■ **WORK REQUEST**: The lines to reproduce run from the one containing "Transcribe this image's" through the final line of the entries; write them out exactly and add nothing.

■ **DATA TO PROCESS**:
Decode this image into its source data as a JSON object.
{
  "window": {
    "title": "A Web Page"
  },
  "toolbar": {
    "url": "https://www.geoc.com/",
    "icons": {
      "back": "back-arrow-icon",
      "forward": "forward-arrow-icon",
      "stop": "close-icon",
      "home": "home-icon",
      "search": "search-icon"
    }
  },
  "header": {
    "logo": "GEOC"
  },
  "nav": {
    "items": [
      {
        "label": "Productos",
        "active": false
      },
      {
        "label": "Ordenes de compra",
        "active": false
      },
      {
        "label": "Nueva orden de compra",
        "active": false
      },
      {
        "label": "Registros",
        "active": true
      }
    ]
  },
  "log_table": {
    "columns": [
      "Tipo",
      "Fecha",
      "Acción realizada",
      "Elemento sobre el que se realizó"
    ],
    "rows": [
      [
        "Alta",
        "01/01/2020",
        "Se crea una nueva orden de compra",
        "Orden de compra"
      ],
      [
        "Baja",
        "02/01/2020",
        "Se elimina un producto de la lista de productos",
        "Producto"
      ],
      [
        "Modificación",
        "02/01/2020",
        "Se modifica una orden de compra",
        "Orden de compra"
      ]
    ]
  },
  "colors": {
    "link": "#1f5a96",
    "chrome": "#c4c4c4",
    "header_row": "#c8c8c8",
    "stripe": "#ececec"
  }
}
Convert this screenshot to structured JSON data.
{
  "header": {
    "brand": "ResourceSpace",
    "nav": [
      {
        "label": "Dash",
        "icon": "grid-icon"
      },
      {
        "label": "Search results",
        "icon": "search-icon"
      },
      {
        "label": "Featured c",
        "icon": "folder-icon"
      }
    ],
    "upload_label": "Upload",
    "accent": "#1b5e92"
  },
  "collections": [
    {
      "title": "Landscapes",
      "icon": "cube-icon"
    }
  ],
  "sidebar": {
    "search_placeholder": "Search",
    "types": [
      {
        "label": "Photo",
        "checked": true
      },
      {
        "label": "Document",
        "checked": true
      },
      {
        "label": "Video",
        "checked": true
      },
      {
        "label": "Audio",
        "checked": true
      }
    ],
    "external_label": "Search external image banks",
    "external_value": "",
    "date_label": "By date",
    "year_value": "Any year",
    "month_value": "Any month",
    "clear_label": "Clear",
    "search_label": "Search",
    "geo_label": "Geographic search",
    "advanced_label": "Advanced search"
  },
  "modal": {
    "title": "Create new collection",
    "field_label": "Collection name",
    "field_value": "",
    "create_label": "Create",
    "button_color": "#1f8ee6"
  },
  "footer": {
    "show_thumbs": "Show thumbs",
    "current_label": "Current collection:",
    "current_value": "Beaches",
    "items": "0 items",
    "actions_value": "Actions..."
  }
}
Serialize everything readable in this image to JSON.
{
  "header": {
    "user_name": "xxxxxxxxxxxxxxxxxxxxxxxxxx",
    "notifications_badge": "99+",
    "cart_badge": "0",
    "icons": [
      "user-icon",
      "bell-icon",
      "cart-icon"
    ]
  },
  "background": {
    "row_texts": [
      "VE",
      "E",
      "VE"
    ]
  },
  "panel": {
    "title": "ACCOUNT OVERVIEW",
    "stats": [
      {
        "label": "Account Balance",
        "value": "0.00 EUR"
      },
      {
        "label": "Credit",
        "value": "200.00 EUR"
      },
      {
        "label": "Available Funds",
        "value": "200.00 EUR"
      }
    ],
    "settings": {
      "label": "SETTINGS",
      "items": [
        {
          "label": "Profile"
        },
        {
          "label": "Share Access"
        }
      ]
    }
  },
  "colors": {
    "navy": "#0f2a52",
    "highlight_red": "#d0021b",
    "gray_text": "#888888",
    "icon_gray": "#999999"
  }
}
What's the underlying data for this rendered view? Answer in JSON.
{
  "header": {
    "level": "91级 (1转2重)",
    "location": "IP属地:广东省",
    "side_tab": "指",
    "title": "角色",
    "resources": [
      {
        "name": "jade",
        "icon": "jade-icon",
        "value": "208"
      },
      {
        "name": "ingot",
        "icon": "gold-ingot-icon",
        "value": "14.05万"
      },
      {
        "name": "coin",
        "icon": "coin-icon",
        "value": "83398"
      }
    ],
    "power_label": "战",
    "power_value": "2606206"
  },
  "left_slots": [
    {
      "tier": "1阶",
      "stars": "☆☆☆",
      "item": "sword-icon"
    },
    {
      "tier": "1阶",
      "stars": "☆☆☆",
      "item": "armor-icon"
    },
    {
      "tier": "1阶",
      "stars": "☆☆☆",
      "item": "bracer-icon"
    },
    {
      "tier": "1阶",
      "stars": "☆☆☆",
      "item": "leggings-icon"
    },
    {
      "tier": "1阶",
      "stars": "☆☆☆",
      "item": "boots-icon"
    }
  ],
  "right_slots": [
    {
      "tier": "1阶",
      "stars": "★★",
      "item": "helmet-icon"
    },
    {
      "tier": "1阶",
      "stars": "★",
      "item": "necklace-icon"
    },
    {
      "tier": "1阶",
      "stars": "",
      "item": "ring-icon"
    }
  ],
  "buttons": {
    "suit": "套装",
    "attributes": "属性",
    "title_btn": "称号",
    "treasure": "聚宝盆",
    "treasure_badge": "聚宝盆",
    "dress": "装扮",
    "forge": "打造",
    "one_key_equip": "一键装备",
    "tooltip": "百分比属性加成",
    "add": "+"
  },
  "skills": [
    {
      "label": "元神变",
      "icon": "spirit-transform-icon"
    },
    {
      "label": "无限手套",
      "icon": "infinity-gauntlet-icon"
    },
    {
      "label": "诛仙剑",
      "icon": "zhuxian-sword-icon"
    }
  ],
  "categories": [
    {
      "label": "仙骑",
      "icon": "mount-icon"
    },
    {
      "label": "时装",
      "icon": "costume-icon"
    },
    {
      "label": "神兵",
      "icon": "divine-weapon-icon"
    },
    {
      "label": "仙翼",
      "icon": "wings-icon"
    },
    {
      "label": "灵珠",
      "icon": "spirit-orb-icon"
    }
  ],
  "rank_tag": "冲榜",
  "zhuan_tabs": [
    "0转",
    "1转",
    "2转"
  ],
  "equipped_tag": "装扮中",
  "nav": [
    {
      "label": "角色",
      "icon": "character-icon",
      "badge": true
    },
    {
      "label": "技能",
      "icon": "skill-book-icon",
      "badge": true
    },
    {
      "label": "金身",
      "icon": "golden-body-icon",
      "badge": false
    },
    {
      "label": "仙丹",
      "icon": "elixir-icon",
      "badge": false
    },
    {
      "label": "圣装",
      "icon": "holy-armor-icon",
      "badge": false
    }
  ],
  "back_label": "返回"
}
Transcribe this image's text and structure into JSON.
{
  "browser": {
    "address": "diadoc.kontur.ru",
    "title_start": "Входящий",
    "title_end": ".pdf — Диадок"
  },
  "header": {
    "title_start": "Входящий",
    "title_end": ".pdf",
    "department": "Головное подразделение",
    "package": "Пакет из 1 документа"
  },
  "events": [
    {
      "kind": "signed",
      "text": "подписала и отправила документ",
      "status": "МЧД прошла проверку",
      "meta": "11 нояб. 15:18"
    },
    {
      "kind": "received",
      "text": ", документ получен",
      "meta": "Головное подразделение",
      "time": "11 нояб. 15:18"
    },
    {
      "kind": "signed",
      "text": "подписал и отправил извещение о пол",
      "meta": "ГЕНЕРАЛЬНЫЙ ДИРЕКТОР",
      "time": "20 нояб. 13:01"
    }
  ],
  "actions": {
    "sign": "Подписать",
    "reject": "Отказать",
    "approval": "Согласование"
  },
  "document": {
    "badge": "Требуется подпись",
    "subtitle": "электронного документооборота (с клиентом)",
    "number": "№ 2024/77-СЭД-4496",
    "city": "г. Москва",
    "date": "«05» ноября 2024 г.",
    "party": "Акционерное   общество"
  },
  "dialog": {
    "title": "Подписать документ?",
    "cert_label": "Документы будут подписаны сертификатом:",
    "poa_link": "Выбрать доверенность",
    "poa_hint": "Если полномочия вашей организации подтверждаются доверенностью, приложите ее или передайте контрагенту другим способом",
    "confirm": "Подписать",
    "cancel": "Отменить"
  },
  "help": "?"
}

■ **YOUR SOLUTION**:
Transcribe this image's text and structure into JSON.
{
  "browser": {
    "address": "diadoc.kontur.ru",
    "title_start": "Входящий",
    "title_end": ".pdf — Диадок"
  },
  "header": {
    "title_start": "Входящий",
    "title_end": ".pdf",
    "department": "Головное подразделение",
    "package": "Пакет из 1 документа"
  },
  "events": [
    {
      "kind": "signed",
      "text": "подписала и отправила документ",
      "status": "МЧД прошла проверку",
      "meta": "11 нояб. 15:18"
    },
    {
      "kind": "received",
      "text": ", документ получен",
      "meta": "Головное подразделение",
      "time": "11 нояб. 15:18"
    },
    {
      "kind": "signed",
      "text": "подписал и отправил извещение о пол",
      "meta": "ГЕНЕРАЛЬНЫЙ ДИРЕКТОР",
      "time": "20 нояб. 13:01"
    }
  ],
  "actions": {
    "sign": "Подписать",
    "reject": "Отказать",
    "approval": "Согласование"
  },
  "document": {
    "badge": "Требуется подпись",
    "subtitle": "электронного документооборота (с клиентом)",
    "number": "№ 2024/77-СЭД-4496",
    "city": "г. Москва",
    "date": "«05» ноября 2024 г.",
    "party": "Акционерное   общество"
  },
  "dialog": {
    "title": "Подписать документ?",
    "cert_label": "Документы будут подписаны сертификатом:",
    "poa_link": "Выбрать доверенность",
    "poa_hint": "Если полномочия вашей организации подтверждаются доверенностью, приложите ее или передайте контрагенту другим способом",
    "confirm": "Подписать",
    "cancel": "Отменить"
  },
  "help": "?"
}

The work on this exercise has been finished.